### TASK
Please print the data again exactly as given.

### MATERIAL SHOWN
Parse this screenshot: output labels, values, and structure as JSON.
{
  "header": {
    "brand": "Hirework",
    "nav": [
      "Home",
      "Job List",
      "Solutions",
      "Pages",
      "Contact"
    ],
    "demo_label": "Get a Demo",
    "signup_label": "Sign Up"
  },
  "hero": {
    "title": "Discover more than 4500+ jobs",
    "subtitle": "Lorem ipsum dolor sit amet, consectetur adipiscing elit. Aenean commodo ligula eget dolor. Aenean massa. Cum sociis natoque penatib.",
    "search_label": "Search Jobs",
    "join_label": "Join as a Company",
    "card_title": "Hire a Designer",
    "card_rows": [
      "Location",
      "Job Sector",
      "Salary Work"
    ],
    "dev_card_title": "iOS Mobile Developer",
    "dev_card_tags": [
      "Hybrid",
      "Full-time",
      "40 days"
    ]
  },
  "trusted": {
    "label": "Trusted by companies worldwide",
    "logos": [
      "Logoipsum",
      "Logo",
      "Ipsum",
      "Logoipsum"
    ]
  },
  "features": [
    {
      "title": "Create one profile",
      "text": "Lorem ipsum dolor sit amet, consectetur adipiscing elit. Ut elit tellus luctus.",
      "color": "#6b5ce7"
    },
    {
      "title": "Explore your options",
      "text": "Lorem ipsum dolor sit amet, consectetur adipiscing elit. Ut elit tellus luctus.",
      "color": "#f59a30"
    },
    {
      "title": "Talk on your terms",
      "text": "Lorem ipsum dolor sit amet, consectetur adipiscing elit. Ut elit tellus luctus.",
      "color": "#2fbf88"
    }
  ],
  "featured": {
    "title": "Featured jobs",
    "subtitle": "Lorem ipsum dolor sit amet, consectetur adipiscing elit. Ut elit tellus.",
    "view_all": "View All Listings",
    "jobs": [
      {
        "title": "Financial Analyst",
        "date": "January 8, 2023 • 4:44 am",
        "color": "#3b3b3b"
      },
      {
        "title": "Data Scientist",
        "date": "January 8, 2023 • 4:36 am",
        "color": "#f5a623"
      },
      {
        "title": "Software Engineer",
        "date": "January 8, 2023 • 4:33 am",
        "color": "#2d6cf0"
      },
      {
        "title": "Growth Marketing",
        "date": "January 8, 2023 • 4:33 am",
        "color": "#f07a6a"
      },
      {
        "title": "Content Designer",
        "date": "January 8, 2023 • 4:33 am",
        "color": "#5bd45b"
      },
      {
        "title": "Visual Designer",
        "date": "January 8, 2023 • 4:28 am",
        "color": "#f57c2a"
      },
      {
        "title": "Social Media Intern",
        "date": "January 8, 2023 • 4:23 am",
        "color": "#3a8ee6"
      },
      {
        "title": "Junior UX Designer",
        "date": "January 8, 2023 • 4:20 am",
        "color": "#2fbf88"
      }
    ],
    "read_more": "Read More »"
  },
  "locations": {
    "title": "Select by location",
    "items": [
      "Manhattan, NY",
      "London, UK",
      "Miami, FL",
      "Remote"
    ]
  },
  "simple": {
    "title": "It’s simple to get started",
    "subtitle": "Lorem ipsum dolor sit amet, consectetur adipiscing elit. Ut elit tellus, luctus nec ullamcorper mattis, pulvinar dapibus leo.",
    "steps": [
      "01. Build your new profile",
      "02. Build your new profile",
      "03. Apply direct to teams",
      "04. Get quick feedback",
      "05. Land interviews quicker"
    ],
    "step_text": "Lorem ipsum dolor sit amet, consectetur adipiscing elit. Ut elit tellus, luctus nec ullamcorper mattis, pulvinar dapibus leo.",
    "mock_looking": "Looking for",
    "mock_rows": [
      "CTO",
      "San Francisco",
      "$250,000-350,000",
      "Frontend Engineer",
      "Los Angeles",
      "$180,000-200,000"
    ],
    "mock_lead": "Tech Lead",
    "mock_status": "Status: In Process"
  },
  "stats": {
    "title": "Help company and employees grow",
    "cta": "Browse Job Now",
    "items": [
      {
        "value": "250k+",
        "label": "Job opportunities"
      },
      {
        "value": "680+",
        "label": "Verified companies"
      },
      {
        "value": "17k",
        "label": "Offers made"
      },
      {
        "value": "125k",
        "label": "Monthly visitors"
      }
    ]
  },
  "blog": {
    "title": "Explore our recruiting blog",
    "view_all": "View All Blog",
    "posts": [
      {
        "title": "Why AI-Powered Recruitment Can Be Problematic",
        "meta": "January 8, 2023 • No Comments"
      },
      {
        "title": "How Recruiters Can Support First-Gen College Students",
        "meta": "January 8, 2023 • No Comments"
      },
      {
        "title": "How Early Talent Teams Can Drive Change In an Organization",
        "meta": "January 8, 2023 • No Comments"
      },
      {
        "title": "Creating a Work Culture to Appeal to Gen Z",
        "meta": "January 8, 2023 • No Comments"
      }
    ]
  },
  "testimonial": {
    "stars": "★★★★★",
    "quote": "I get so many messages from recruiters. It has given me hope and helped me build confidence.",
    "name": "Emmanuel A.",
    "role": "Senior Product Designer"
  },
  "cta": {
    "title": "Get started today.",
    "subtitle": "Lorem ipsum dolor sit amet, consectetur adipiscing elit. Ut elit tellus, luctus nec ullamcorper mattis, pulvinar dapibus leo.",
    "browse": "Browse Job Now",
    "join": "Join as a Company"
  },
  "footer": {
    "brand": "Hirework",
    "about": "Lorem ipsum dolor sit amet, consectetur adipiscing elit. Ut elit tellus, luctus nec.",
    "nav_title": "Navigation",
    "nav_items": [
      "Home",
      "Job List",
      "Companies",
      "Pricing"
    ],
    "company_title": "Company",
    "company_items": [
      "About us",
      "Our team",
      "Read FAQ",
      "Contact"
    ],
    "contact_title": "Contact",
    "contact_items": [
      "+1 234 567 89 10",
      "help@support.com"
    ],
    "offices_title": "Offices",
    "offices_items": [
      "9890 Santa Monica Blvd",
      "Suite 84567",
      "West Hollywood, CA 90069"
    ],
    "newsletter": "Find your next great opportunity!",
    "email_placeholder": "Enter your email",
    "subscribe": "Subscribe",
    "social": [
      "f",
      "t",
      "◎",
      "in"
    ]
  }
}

### OUTPUT OF THE EXERCISE
Parse this screenshot: output labels, values, and structure as JSON.
{
  "header": {
    "brand": "Hirework",
    "nav": [
      "Home",
      "Job List",
      "Solutions",
      "Pages",
      "Contact"
    ],
    "demo_label": "Get a Demo",
    "signup_label": "Sign Up"
  },
  "hero": {
    "title": "Discover more than 4500+ jobs",
    "subtitle": "Lorem ipsum dolor sit amet, consectetur adipiscing elit. Aenean commodo ligula eget dolor. Aenean massa. Cum sociis natoque penatib.",
    "search_label": "Search Jobs",
    "join_label": "Join as a Company",
    "card_title": "Hire a Designer",
    "card_rows": [
      "Location",
      "Job Sector",
      "Salary Work"
    ],
    "dev_card_title": "iOS Mobile Developer",
    "dev_card_tags": [
      "Hybrid",
      "Full-time",
      "40 days"
    ]
  },
  "trusted": {
    "label": "Trusted by companies worldwide",
    "logos": [
      "Logoipsum",
      "Logo",
      "Ipsum",
      "Logoipsum"
    ]
  },
  "features": [
    {
      "title": "Create one profile",
      "text": "Lorem ipsum dolor sit amet, consectetur adipiscing elit. Ut elit tellus luctus.",
      "color": "#6b5ce7"
    },
    {
      "title": "Explore your options",
      "text": "Lorem ipsum dolor sit amet, consectetur adipiscing elit. Ut elit tellus luctus.",
      "color": "#f59a30"
    },
    {
      "title": "Talk on your terms",
      "text": "Lorem ipsum dolor sit amet, consectetur adipiscing elit. Ut elit tellus luctus.",
      "color": "#2fbf88"
    }
  ],
  "featured": {
    "title": "Featured jobs",
    "subtitle": "Lorem ipsum dolor sit amet, consectetur adipiscing elit. Ut elit tellus.",
    "view_all": "View All Listings",
    "jobs": [
      {
        "title": "Financial Analyst",
        "date": "January 8, 2023 • 4:44 am",
        "color": "#3b3b3b"
      },
      {
        "title": "Data Scientist",
        "date": "January 8, 2023 • 4:36 am",
        "color": "#f5a623"
      },
      {
        "title": "Software Engineer",
        "date": "January 8, 2023 • 4:33 am",
        "color": "#2d6cf0"
      },
      {
        "title": "Growth Marketing",
        "date": "January 8, 2023 • 4:33 am",
        "color": "#f07a6a"
      },
      {
        "title": "Content Designer",
        "date": "January 8, 2023 • 4:33 am",
        "color": "#5bd45b"
      },
      {
        "title": "Visual Designer",
        "date": "January 8, 2023 • 4:28 am",
        "color": "#f57c2a"
      },
      {
        "title": "Social Media Intern",
        "date": "January 8, 2023 • 4:23 am",
        "color": "#3a8ee6"
      },
      {
        "title": "Junior UX Designer",
        "date": "January 8, 2023 • 4:20 am",
        "color": "#2fbf88"
      }
    ],
    "read_more": "Read More »"
  },
  "locations": {
    "title": "Select by location",
    "items": [
      "Manhattan, NY",
      "London, UK",
      "Miami, FL",
      "Remote"
    ]
  },
  "simple": {
    "title": "It’s simple to get started",
    "subtitle": "Lorem ipsum dolor sit amet, consectetur adipiscing elit. Ut elit tellus, luctus nec ullamcorper mattis, pulvinar dapibus leo.",
    "steps": [
      "01. Build your new profile",
      "02. Build your new profile",
      "03. Apply direct to teams",
      "04. Get quick feedback",
      "05. Land interviews quicker"
    ],
    "step_text": "Lorem ipsum dolor sit amet, consectetur adipiscing elit. Ut elit tellus, luctus nec ullamcorper mattis, pulvinar dapibus leo.",
    "mock_looking": "Looking for",
    "mock_rows": [
      "CTO",
      "San Francisco",
      "$250,000-350,000",
      "Frontend Engineer",
      "Los Angeles",
      "$180,000-200,000"
    ],
    "mock_lead": "Tech Lead",
    "mock_status": "Status: In Process"
  },
  "stats": {
    "title": "Help company and employees grow",
    "cta": "Browse Job Now",
    "items": [
      {
        "value": "250k+",
        "label": "Job opportunities"
      },
      {
        "value": "680+",
        "label": "Verified companies"
      },
      {
        "value": "17k",
        "label": "Offers made"
      },
      {
        "value": "125k",
        "label": "Monthly visitors"
      }
    ]
  },
  "blog": {
    "title": "Explore our recruiting blog",
    "view_all": "View All Blog",
    "posts": [
      {
        "title": "Why AI-Powered Recruitment Can Be Problematic",
        "meta": "January 8, 2023 • No Comments"
      },
      {
        "title": "How Recruiters Can Support First-Gen College Students",
        "meta": "January 8, 2023 • No Comments"
      },
      {
        "title": "How Early Talent Teams Can Drive Change In an Organization",
        "meta": "January 8, 2023 • No Comments"
      },
      {
        "title": "Creating a Work Culture to Appeal to Gen Z",
        "meta": "January 8, 2023 • No Comments"
      }
    ]
  },
  "testimonial": {
    "stars": "★★★★★",
    "quote": "I get so many messages from recruiters. It has given me hope and helped me build confidence.",
    "name": "Emmanuel A.",
    "role": "Senior Product Designer"
  },
  "cta": {
    "title": "Get started today.",
    "subtitle": "Lorem ipsum dolor sit amet, consectetur adipiscing elit. Ut elit tellus, luctus nec ullamcorper mattis, pulvinar dapibus leo.",
    "browse": "Browse Job Now",
    "join": "Join as a Company"
  },
  "footer": {
    "brand": "Hirework",
    "about": "Lorem ipsum dolor sit amet, consectetur adipiscing elit. Ut elit tellus, luctus nec.",
    "nav_title": "Navigation",
    "nav_items": [
      "Home",
      "Job List",
      "Companies",
      "Pricing"
    ],
    "company_title": "Company",
    "company_items": [
      "About us",
      "Our team",
      "Read FAQ",
      "Contact"
    ],
    "contact_title": "Contact",
    "contact_items": [
      "+1 234 567 89 10",
      "help@support.com"
    ],
    "offices_title": "Offices",
    "offices_items": [
      "9890 Santa Monica Blvd",
      "Suite 84567",
      "West Hollywood, CA 90069"
    ],
    "newsletter": "Find your next great opportunity!",
    "email_placeholder": "Enter your email",
    "subscribe": "Subscribe",
    "social": [
      "f",
      "t",
      "◎",
      "in"
    ]
  }
}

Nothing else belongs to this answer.